======== EXERCISE INPUTS ========

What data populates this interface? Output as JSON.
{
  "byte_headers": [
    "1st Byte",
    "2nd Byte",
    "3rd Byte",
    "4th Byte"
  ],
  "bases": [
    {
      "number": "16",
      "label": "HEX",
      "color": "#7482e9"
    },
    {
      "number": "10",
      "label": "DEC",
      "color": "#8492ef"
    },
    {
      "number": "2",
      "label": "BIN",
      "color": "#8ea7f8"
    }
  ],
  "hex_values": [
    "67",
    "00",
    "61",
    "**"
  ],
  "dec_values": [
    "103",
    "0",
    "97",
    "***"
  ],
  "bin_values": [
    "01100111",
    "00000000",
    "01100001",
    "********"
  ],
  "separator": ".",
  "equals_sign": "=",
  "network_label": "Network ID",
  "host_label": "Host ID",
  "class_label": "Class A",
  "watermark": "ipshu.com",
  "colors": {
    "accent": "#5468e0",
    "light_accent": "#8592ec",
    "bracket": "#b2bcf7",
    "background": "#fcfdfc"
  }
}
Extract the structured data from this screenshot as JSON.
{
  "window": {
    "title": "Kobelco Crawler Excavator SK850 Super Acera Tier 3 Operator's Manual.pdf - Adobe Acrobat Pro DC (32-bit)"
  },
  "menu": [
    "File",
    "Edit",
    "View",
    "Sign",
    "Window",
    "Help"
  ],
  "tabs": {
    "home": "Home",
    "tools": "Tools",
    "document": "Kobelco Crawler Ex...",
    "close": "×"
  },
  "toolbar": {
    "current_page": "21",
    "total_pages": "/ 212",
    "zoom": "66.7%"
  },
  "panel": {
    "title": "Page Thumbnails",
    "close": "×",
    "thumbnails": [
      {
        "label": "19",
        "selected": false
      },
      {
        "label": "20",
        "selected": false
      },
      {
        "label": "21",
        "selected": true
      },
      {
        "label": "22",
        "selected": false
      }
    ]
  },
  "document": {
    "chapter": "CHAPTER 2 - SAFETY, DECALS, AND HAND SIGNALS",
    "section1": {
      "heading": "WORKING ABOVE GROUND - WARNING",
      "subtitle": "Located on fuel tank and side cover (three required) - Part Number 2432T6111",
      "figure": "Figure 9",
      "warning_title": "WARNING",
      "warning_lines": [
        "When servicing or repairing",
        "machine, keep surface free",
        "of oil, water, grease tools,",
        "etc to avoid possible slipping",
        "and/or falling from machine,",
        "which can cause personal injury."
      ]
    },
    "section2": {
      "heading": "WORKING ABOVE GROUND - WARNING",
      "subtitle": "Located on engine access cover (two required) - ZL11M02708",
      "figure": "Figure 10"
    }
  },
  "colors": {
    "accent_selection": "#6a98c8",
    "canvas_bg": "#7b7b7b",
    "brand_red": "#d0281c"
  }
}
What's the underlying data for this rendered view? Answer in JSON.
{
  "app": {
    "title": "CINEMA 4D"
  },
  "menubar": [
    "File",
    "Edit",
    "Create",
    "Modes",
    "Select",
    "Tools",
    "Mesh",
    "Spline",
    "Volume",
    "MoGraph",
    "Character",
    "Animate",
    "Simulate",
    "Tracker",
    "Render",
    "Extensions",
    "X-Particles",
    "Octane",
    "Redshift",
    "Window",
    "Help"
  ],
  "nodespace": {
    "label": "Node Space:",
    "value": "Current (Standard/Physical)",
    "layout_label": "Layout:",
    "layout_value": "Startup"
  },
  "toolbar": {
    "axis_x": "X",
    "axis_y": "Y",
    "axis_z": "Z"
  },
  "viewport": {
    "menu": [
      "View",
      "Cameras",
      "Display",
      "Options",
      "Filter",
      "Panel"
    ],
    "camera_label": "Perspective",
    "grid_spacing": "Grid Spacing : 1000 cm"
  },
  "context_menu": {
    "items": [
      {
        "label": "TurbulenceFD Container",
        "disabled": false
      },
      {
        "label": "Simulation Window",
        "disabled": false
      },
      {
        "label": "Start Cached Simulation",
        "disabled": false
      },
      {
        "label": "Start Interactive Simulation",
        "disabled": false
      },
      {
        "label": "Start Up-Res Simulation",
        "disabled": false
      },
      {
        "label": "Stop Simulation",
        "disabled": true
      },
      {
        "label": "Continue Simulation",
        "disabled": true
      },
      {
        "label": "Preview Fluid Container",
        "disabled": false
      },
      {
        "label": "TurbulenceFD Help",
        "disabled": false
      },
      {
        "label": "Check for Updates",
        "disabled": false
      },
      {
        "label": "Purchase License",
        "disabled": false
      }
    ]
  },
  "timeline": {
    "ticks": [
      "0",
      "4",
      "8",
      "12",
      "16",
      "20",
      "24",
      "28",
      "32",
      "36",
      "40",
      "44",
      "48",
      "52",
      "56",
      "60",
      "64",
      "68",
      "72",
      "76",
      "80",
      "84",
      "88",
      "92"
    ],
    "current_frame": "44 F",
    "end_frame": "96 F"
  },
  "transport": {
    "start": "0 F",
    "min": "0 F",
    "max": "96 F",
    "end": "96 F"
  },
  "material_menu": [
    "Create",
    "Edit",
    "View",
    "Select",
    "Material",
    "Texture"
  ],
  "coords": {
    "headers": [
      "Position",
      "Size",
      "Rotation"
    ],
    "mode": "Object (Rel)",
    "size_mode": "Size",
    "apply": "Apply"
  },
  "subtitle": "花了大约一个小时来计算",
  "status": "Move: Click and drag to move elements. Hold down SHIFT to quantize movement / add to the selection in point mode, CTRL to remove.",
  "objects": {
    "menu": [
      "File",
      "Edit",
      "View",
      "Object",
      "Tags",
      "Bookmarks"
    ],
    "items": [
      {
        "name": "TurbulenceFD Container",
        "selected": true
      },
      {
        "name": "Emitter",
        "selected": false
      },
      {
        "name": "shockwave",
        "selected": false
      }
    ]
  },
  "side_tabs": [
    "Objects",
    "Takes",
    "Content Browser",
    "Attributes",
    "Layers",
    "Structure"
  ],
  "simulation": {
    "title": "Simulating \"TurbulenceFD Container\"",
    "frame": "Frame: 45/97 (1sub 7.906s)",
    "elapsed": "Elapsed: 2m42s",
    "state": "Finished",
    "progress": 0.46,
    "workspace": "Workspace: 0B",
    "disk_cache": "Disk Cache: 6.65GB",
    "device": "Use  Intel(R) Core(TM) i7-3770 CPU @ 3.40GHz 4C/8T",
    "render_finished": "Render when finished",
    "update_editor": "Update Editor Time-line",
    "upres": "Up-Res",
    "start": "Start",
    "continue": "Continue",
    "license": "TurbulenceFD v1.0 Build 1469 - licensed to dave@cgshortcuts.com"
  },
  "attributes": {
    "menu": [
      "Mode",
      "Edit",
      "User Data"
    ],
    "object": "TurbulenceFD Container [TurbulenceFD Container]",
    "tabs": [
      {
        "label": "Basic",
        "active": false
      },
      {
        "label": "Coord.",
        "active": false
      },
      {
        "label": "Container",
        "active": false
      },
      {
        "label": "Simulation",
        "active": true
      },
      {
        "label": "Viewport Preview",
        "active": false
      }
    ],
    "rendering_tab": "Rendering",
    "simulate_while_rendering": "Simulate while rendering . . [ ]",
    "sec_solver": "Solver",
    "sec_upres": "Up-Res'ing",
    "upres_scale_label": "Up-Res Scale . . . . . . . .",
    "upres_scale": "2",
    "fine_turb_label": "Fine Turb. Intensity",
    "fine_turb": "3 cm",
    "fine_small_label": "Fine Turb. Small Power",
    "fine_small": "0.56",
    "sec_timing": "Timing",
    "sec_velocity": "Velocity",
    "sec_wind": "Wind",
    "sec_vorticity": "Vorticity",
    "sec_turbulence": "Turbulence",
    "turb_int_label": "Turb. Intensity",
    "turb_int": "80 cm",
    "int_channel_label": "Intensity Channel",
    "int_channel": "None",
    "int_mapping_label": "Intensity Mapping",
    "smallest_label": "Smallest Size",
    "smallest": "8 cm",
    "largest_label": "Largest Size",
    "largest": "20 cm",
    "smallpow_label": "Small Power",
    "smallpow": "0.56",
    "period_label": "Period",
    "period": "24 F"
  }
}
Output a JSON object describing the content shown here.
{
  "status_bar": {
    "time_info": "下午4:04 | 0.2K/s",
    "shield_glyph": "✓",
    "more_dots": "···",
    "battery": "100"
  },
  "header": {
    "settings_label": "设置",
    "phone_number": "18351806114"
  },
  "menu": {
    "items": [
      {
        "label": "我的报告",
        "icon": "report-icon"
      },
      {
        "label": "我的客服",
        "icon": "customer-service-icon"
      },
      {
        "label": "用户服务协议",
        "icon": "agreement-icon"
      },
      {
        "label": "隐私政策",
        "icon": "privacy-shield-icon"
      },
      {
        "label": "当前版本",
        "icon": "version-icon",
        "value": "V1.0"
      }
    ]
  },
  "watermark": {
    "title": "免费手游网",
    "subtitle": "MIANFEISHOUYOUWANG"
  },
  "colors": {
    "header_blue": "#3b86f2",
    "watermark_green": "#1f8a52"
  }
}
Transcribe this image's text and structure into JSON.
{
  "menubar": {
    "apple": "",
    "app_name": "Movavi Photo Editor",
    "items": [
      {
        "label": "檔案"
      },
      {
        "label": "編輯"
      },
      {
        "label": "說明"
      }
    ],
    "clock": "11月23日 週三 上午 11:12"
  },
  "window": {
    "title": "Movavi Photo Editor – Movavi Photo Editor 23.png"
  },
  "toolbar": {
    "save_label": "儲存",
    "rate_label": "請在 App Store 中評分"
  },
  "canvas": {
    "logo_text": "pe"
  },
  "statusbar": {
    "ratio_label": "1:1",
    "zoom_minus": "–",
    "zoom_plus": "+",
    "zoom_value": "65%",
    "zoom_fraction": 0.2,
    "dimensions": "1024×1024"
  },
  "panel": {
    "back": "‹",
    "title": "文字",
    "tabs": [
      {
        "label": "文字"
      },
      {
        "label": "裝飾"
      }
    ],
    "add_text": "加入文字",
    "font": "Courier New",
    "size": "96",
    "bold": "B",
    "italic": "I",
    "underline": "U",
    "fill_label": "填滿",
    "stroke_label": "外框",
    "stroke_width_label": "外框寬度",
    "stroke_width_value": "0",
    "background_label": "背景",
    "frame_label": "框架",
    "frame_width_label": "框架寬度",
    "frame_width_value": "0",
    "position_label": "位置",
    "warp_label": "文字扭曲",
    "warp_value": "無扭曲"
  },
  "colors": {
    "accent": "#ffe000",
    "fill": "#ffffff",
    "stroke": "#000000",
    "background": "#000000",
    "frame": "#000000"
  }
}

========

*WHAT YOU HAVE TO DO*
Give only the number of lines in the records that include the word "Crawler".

*EXERCISE OUTPUT*
2